- [Work order]: Which lines below contain "icon"? Pull them out.

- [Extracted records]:
- Opening Delimiter -

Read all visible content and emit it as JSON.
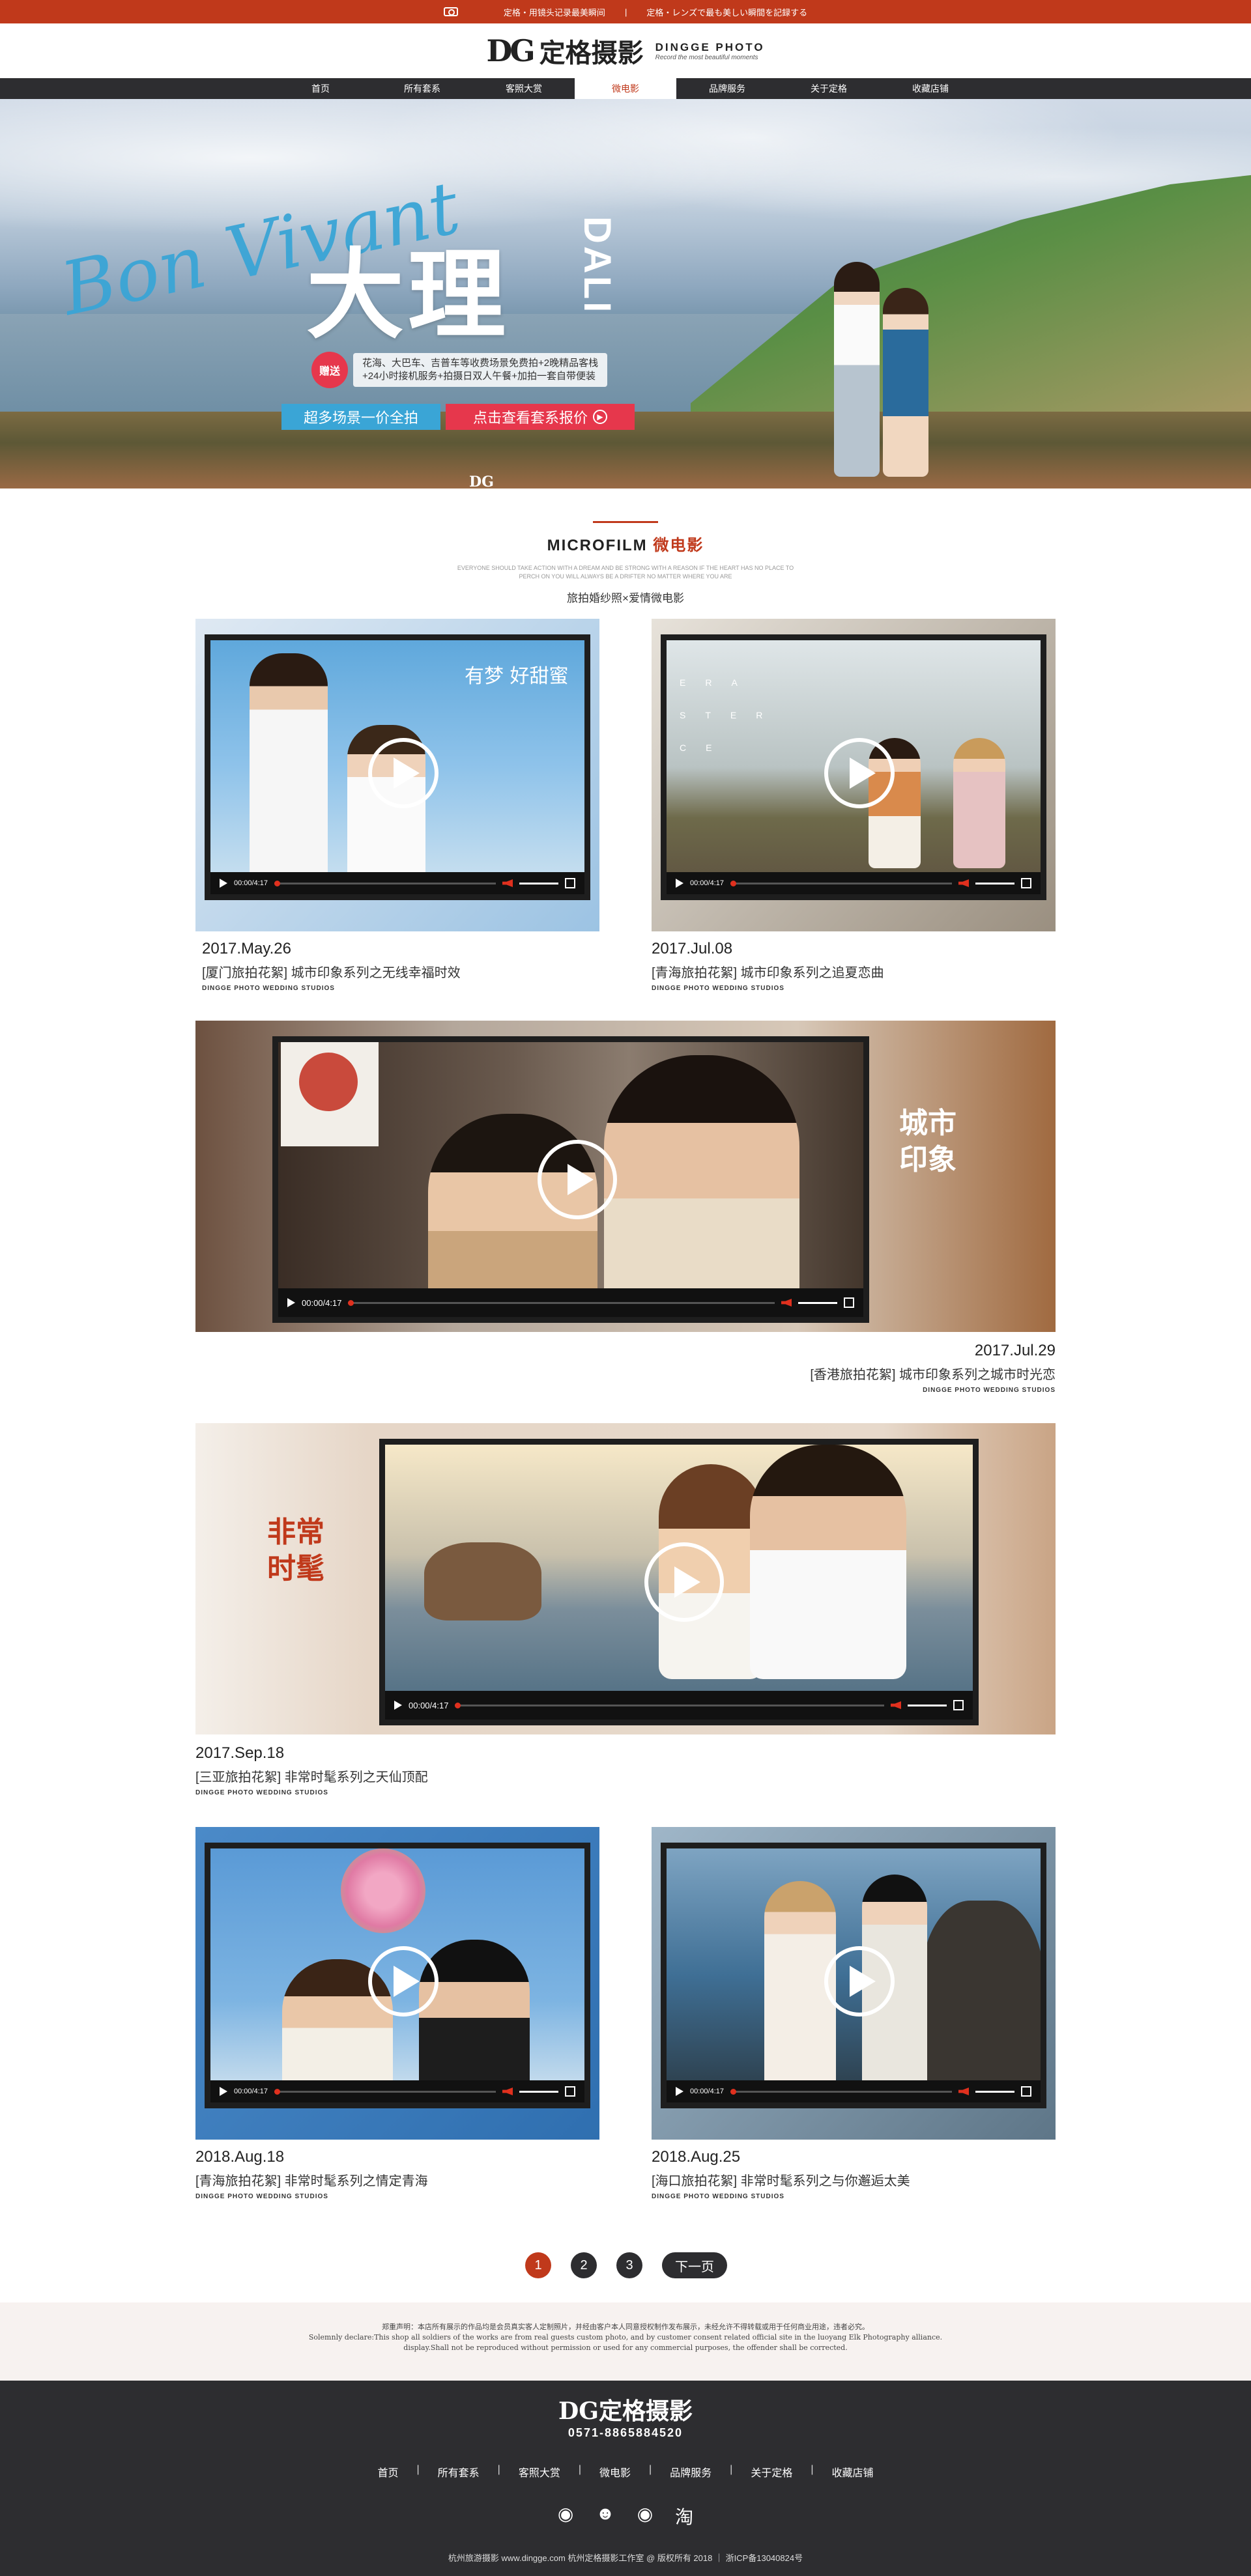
{
  "topbar": {
    "left": "定格・用镜头记录最美瞬间",
    "right": "定格・レンズで最も美しい瞬間を記録する"
  },
  "brand": {
    "mark": "DG",
    "name_cn": "定格摄影",
    "name_en": "DINGGE PHOTO",
    "slogan": "Record the most beautiful moments"
  },
  "nav": {
    "items": [
      "首页",
      "所有套系",
      "客照大赏",
      "微电影",
      "品牌服务",
      "关于定格",
      "收藏店铺"
    ],
    "active_index": 3
  },
  "banner": {
    "script": "Bon Vivant",
    "title_cn": "大理",
    "title_en": "DALI",
    "gift_tag": "赠送",
    "gift_line1": "花海、大巴车、吉普车等收费场景免费拍+2晚精品客栈",
    "gift_line2": "+24小时接机服务+拍摄日双人午餐+加拍一套自带便装",
    "btn_left": "超多场景一价全拍",
    "btn_right": "点击查看套系报价",
    "mini_logo": "DG"
  },
  "section": {
    "title_en": "MICROFILM",
    "title_cn": "微电影",
    "small_line1": "EVERYONE SHOULD TAKE ACTION WITH A DREAM AND BE STRONG WITH A REASON IF THE HEART HAS NO PLACE TO",
    "small_line2": "PERCH ON YOU WILL ALWAYS BE A DRIFTER NO MATTER WHERE YOU ARE",
    "subtitle": "旅拍婚纱照×爱情微电影"
  },
  "videos": [
    {
      "date": "2017.May.26",
      "title": "[厦门旅拍花絮] 城市印象系列之无线幸福时效",
      "studio": "DINGGE PHOTO WEDDING STUDIOS",
      "time": "00:00/4:17",
      "overlay": "有梦 好甜蜜"
    },
    {
      "date": "2017.Jul.08",
      "title": "[青海旅拍花絮] 城市印象系列之追夏恋曲",
      "studio": "DINGGE PHOTO WEDDING STUDIOS",
      "time": "00:00/4:17",
      "overlay": "ERA STER CE"
    },
    {
      "date": "2017.Jul.29",
      "title": "[香港旅拍花絮] 城市印象系列之城市时光恋",
      "studio": "DINGGE PHOTO WEDDING STUDIOS",
      "time": "00:00/4:17",
      "overlay": "城市 印象"
    },
    {
      "date": "2017.Sep.18",
      "title": "[三亚旅拍花絮] 非常时髦系列之天仙顶配",
      "studio": "DINGGE PHOTO WEDDING STUDIOS",
      "time": "00:00/4:17",
      "overlay": "非常 时髦"
    },
    {
      "date": "2018.Aug.18",
      "title": "[青海旅拍花絮] 非常时髦系列之情定青海",
      "studio": "DINGGE PHOTO WEDDING STUDIOS",
      "time": "00:00/4:17",
      "overlay": ""
    },
    {
      "date": "2018.Aug.25",
      "title": "[海口旅拍花絮] 非常时髦系列之与你邂逅太美",
      "studio": "DINGGE PHOTO WEDDING STUDIOS",
      "time": "00:00/4:17",
      "overlay": ""
    }
  ],
  "pager": {
    "pages": [
      "1",
      "2",
      "3"
    ],
    "next": "下一页"
  },
  "disclaimer": {
    "line1": "郑重声明：本店所有展示的作品均是会员真实客人定制照片，并经由客户本人同意授权制作发布展示，未经允许不得转载或用于任何商业用途，违者必究。",
    "line2": "Solemnly declare:This shop all soldiers of the works are from real guests custom photo, and by customer consent related official site in the luoyang Elk Photography alliance.",
    "line3": "display.Shall not be reproduced without permission or used for any commercial purposes, the offender shall be corrected."
  },
  "footer": {
    "logo": "DG定格摄影",
    "phone": "0571-8865884520",
    "nav": [
      "首页",
      "所有套系",
      "客照大赏",
      "微电影",
      "品牌服务",
      "关于定格",
      "收藏店铺"
    ],
    "social": [
      "weibo-icon",
      "qq-icon",
      "wechat-icon",
      "taobao-icon"
    ],
    "copyright": "杭州旅游摄影 www.dingge.com 杭州定格摄影工作室 @ 版权所有 2018 ｜ 浙ICP备13040824号"
  }
}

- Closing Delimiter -

- [Reply to the task]:
      "weibo-icon",
      "qq-icon",
      "wechat-icon",
      "taobao-icon"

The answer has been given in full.